WHAT YOU SHOULD DO —
Each line below must be printed again exactly.

Dataset rows describing interfaces:
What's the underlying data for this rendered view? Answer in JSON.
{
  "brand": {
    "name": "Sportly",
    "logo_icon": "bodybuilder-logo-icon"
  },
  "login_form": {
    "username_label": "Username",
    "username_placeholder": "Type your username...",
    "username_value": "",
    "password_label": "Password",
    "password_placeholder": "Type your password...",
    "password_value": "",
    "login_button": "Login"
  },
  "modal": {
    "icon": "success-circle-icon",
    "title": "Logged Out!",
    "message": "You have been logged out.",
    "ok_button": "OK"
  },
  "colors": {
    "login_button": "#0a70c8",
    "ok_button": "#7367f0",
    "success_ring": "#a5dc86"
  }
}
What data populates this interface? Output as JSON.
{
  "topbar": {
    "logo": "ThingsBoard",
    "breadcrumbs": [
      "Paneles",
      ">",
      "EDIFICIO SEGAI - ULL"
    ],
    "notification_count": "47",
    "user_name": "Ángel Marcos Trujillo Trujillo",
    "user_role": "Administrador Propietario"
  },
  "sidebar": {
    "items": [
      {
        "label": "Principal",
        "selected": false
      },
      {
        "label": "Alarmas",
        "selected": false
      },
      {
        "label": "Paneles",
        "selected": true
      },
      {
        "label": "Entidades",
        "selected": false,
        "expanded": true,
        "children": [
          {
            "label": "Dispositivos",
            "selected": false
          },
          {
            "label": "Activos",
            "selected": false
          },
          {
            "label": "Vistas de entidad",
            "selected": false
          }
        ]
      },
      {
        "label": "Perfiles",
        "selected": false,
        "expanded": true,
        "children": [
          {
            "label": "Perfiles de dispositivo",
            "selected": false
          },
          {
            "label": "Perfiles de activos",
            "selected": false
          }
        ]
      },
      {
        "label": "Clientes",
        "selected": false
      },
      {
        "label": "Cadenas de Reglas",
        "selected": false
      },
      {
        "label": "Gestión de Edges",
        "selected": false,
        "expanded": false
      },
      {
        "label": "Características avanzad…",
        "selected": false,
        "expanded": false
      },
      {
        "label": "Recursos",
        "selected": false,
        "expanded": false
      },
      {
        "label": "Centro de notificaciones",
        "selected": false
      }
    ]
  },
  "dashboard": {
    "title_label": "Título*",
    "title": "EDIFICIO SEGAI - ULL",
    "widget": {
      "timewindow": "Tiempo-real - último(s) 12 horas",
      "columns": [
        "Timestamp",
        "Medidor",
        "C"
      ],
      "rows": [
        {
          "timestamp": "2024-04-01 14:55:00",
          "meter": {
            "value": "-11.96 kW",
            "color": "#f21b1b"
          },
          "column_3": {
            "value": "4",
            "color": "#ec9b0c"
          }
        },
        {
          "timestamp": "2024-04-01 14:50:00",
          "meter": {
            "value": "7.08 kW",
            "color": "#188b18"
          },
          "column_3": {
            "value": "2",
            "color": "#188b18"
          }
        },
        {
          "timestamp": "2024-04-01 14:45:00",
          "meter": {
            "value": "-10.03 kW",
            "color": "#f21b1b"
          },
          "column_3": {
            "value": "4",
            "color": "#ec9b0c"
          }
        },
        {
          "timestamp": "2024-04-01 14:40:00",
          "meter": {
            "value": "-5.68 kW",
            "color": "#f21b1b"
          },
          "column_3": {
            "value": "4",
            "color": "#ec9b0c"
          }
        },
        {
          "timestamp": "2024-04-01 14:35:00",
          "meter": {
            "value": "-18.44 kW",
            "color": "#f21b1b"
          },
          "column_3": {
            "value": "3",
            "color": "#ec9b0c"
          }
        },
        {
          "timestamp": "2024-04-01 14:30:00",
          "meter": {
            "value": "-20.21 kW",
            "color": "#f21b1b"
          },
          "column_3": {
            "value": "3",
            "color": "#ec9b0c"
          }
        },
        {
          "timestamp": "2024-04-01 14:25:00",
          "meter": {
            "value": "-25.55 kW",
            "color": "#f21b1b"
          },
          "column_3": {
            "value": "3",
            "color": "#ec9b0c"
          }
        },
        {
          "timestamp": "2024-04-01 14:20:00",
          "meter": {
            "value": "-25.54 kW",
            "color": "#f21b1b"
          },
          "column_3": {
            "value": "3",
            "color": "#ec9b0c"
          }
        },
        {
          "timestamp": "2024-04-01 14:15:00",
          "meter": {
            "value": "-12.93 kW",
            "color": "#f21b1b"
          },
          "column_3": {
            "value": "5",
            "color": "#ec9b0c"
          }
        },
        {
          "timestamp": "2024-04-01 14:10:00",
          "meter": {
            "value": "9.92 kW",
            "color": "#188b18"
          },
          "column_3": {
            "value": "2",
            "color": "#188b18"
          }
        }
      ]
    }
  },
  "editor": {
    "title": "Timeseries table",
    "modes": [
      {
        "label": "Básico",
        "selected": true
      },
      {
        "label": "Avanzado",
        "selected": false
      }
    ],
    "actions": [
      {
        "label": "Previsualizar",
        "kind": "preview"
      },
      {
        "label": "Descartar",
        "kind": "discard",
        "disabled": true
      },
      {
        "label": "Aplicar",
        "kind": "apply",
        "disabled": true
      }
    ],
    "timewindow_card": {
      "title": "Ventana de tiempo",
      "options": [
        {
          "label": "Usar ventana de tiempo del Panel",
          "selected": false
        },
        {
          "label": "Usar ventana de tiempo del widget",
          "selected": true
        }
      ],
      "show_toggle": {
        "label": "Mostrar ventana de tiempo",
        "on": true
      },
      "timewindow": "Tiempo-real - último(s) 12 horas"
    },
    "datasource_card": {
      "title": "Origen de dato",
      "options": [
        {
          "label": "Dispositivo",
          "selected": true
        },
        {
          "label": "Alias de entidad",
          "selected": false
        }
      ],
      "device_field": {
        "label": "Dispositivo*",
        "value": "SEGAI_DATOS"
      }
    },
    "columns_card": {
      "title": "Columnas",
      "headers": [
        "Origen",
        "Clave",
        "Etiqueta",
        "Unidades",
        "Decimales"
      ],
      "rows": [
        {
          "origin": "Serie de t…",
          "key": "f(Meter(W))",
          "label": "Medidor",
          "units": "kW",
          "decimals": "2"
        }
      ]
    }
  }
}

ANSWER SECTION —
What's the underlying data for this rendered view? Answer in JSON.
{
  "brand": {
    "name": "Sportly",
    "logo_icon": "bodybuilder-logo-icon"
  },
  "login_form": {
    "username_label": "Username",
    "username_placeholder": "Type your username...",
    "username_value": "",
    "password_label": "Password",
    "password_placeholder": "Type your password...",
    "password_value": "",
    "login_button": "Login"
  },
  "modal": {
    "icon": "success-circle-icon",
    "title": "Logged Out!",
    "message": "You have been logged out.",
    "ok_button": "OK"
  },
  "colors": {
    "login_button": "#0a70c8",
    "ok_button": "#7367f0",
    "success_ring": "#a5dc86"
  }
}
What data populates this interface? Output as JSON.
{
  "topbar": {
    "logo": "ThingsBoard",
    "breadcrumbs": [
      "Paneles",
      ">",
      "EDIFICIO SEGAI - ULL"
    ],
    "notification_count": "47",
    "user_name": "Ángel Marcos Trujillo Trujillo",
    "user_role": "Administrador Propietario"
  },
  "sidebar": {
    "items": [
      {
        "label": "Principal",
        "selected": false
      },
      {
        "label": "Alarmas",
        "selected": false
      },
      {
        "label": "Paneles",
        "selected": true
      },
      {
        "label": "Entidades",
        "selected": false,
        "expanded": true,
        "children": [
          {
            "label": "Dispositivos",
            "selected": false
          },
          {
            "label": "Activos",
            "selected": false
          },
          {
            "label": "Vistas de entidad",
            "selected": false
          }
        ]
      },
      {
        "label": "Perfiles",
        "selected": false,
        "expanded": true,
        "children": [
          {
            "label": "Perfiles de dispositivo",
            "selected": false
          },
          {
            "label": "Perfiles de activos",
            "selected": false
          }
        ]
      },
      {
        "label": "Clientes",
        "selected": false
      },
      {
        "label": "Cadenas de Reglas",
        "selected": false
      },
      {
        "label": "Gestión de Edges",
        "selected": false,
        "expanded": false
      },
      {
        "label": "Características avanzad…",
        "selected": false,
        "expanded": false
      },
      {
        "label": "Recursos",
        "selected": false,
        "expanded": false
      },
      {
        "label": "Centro de notificaciones",
        "selected": false
      }
    ]
  },
  "dashboard": {
    "title_label": "Título*",
    "title": "EDIFICIO SEGAI - ULL",
    "widget": {
      "timewindow": "Tiempo-real - último(s) 12 horas",
      "columns": [
        "Timestamp",
        "Medidor",
        "C"
      ],
      "rows": [
        {
          "timestamp": "2024-04-01 14:55:00",
          "meter": {
            "value": "-11.96 kW",
            "color": "#f21b1b"
          },
          "column_3": {
            "value": "4",
            "color": "#ec9b0c"
          }
        },
        {
          "timestamp": "2024-04-01 14:50:00",
          "meter": {
            "value": "7.08 kW",
            "color": "#188b18"
          },
          "column_3": {
            "value": "2",
            "color": "#188b18"
          }
        },
        {
          "timestamp": "2024-04-01 14:45:00",
          "meter": {
            "value": "-10.03 kW",
            "color": "#f21b1b"
          },
          "column_3": {
            "value": "4",
            "color": "#ec9b0c"
          }
        },
        {
          "timestamp": "2024-04-01 14:40:00",
          "meter": {
            "value": "-5.68 kW",
            "color": "#f21b1b"
          },
          "column_3": {
            "value": "4",
            "color": "#ec9b0c"
          }
        },
        {
          "timestamp": "2024-04-01 14:35:00",
          "meter": {
            "value": "-18.44 kW",
            "color": "#f21b1b"
          },
          "column_3": {
            "value": "3",
            "color": "#ec9b0c"
          }
        },
        {
          "timestamp": "2024-04-01 14:30:00",
          "meter": {
            "value": "-20.21 kW",
            "color": "#f21b1b"
          },
          "column_3": {
            "value": "3",
            "color": "#ec9b0c"
          }
        },
        {
          "timestamp": "2024-04-01 14:25:00",
          "meter": {
            "value": "-25.55 kW",
            "color": "#f21b1b"
          },
          "column_3": {
            "value": "3",
            "color": "#ec9b0c"
          }
        },
        {
          "timestamp": "2024-04-01 14:20:00",
          "meter": {
            "value": "-25.54 kW",
            "color": "#f21b1b"
          },
          "column_3": {
            "value": "3",
            "color": "#ec9b0c"
          }
        },
        {
          "timestamp": "2024-04-01 14:15:00",
          "meter": {
            "value": "-12.93 kW",
            "color": "#f21b1b"
          },
          "column_3": {
            "value": "5",
            "color": "#ec9b0c"
          }
        },
        {
          "timestamp": "2024-04-01 14:10:00",
          "meter": {
            "value": "9.92 kW",
            "color": "#188b18"
          },
          "column_3": {
            "value": "2",
            "color": "#188b18"
          }
        }
      ]
    }
  },
  "editor": {
    "title": "Timeseries table",
    "modes": [
      {
        "label": "Básico",
        "selected": true
      },
      {
        "label": "Avanzado",
        "selected": false
      }
    ],
    "actions": [
      {
        "label": "Previsualizar",
        "kind": "preview"
      },
      {
        "label": "Descartar",
        "kind": "discard",
        "disabled": true
      },
      {
        "label": "Aplicar",
        "kind": "apply",
        "disabled": true
      }
    ],
    "timewindow_card": {
      "title": "Ventana de tiempo",
      "options": [
        {
          "label": "Usar ventana de tiempo del Panel",
          "selected": false
        },
        {
          "label": "Usar ventana de tiempo del widget",
          "selected": true
        }
      ],
      "show_toggle": {
        "label": "Mostrar ventana de tiempo",
        "on": true
      },
      "timewindow": "Tiempo-real - último(s) 12 horas"
    },
    "datasource_card": {
      "title": "Origen de dato",
      "options": [
        {
          "label": "Dispositivo",
          "selected": true
        },
        {
          "label": "Alias de entidad",
          "selected": false
        }
      ],
      "device_field": {
        "label": "Dispositivo*",
        "value": "SEGAI_DATOS"
      }
    },
    "columns_card": {
      "title": "Columnas",
      "headers": [
        "Origen",
        "Clave",
        "Etiqueta",
        "Unidades",
        "Decimales"
      ],
      "rows": [
        {
          "origin": "Serie de t…",
          "key": "f(Meter(W))",
          "label": "Medidor",
          "units": "kW",
          "decimals": "2"
        }
      ]
    }
  }
}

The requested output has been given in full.